◆ **Data to examine**
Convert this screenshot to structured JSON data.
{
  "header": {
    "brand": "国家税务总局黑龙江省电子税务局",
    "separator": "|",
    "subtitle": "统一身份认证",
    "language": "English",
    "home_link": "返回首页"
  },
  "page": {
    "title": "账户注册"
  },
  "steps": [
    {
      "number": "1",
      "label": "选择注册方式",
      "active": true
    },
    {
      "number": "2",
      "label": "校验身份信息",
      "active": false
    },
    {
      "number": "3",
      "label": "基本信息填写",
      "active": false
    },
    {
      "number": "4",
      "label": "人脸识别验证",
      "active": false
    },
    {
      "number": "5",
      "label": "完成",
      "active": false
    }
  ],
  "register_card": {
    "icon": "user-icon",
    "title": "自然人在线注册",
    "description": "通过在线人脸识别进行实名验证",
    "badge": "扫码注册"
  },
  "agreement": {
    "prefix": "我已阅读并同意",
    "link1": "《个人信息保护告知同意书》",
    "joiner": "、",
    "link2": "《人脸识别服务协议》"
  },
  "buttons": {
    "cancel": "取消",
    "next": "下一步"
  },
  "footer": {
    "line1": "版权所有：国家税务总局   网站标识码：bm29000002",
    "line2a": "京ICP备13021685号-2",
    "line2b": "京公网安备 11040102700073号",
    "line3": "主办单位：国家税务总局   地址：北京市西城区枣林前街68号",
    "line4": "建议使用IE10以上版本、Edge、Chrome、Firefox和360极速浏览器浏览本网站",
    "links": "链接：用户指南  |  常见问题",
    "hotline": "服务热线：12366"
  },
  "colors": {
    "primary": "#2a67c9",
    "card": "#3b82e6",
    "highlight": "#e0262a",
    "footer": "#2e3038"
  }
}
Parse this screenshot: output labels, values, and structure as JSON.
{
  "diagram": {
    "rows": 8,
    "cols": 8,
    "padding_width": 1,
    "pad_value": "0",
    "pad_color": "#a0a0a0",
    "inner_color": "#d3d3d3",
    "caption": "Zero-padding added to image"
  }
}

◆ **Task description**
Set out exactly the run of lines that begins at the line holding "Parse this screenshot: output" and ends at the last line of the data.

◆ **Response to this task**
Parse this screenshot: output labels, values, and structure as JSON.
{
  "diagram": {
    "rows": 8,
    "cols": 8,
    "padding_width": 1,
    "pad_value": "0",
    "pad_color": "#a0a0a0",
    "inner_color": "#d3d3d3",
    "caption": "Zero-padding added to image"
  }
}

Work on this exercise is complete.